U.S. Classification446/175, 446/301
International ClassificationA63H30/04, A63H33/26, A63H13/04, A63H30/02, A63H31/08, A63H3/33, A63H3/28
Cooperative ClassificationA63H30/04, A63H3/28
European ClassificationA63H30/04, A63H3/28
Legal Events
DateCodeEventDescription
Oct 12, 1993FPExpired due to failure to pay maintenance fee
Effective date: 19930725
Jul 25, 1993LAPSLapse for failure to pay maintenance fees
Feb 23, 1993REMIMaintenance fee reminder mailed
Mar 19, 1987ASAssignment
Owner name: TOMY KOGYO CO., INC., 7-9-10, TATEISHI, KATSUSHIKA

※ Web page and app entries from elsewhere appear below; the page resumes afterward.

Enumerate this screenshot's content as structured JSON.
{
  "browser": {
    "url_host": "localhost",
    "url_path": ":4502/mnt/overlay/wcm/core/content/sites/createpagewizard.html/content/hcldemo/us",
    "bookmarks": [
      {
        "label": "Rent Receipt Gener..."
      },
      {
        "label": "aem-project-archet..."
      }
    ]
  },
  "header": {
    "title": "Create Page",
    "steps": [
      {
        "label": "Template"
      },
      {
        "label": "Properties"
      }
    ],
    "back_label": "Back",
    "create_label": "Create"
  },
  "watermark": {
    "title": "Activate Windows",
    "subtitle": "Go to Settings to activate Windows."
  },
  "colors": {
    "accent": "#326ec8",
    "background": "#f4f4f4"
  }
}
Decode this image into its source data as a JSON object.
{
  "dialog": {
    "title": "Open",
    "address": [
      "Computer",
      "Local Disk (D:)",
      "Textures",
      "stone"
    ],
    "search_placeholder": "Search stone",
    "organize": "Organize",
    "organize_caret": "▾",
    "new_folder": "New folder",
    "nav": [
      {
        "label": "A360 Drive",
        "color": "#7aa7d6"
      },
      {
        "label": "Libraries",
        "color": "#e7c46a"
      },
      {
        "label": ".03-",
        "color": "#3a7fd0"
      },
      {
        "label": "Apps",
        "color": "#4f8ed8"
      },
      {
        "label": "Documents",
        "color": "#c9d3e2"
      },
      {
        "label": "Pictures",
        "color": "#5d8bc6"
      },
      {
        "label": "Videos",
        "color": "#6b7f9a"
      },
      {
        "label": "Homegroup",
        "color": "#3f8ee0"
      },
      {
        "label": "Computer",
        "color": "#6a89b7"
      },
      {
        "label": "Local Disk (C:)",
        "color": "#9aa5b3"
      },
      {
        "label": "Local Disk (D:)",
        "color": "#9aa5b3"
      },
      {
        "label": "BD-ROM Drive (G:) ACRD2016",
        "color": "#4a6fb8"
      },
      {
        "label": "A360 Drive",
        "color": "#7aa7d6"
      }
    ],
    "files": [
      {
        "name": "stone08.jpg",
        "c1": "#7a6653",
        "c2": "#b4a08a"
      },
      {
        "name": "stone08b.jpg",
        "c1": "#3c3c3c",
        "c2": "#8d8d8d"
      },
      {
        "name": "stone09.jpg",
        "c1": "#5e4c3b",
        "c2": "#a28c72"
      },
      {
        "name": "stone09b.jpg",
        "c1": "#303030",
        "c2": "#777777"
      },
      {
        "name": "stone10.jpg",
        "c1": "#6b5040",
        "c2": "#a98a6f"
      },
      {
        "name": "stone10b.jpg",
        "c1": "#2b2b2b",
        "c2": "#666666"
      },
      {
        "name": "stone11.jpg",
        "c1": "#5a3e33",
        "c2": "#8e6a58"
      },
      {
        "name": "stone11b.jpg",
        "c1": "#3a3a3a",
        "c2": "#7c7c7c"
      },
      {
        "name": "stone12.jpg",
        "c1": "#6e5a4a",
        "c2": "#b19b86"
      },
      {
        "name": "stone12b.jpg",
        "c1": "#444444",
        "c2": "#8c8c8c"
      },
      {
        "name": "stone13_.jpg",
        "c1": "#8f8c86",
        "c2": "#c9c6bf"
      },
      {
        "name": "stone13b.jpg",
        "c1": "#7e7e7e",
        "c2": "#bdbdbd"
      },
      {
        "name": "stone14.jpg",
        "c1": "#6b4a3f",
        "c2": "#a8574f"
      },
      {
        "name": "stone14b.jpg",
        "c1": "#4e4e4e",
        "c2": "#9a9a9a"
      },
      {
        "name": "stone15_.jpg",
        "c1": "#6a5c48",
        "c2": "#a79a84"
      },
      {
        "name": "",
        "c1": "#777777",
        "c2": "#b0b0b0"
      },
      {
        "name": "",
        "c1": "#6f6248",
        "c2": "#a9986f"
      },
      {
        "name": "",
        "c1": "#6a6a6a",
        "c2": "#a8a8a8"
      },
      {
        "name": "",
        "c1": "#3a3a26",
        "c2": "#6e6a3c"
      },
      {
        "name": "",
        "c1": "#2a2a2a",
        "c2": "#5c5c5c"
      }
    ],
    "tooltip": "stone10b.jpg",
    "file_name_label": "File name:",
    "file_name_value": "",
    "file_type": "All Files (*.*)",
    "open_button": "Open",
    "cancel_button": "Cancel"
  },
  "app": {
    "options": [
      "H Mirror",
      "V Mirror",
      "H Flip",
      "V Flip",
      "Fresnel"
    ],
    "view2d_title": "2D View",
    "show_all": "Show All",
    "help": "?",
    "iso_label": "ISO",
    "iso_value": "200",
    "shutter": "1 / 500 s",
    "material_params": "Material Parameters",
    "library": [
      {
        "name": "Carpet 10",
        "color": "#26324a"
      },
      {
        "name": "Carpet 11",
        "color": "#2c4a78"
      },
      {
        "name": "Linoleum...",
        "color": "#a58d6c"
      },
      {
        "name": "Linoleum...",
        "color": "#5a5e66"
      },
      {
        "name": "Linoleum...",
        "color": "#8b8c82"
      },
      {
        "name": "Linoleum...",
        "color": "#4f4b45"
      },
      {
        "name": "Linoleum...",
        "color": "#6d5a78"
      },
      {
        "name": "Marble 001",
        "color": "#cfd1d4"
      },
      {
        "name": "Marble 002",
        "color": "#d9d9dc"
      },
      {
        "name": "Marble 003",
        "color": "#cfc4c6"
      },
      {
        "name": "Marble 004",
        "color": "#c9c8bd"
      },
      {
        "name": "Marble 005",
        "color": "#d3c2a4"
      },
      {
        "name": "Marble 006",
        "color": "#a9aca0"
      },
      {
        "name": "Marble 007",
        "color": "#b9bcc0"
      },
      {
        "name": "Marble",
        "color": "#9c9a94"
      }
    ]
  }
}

Free format text: ASSIGNMENT OF ASSIGNORS INTEREST.;ASSIGNORS:SATO, AKIHIRO;YAMAGUCHI, HIDEHIKO;REEL/FRAME:004705/0763
Effective date: 19870205
Free format text: ASSIGNMENT OF ASSIGNORS INTEREST;ASSIGNORS:SATO, AKIHIRO;YAMAGUCHI, HIDEHIKO;REEL/FRAME:004705/0763
Owner name: TOMY KOGYO CO., INC.,JAPAN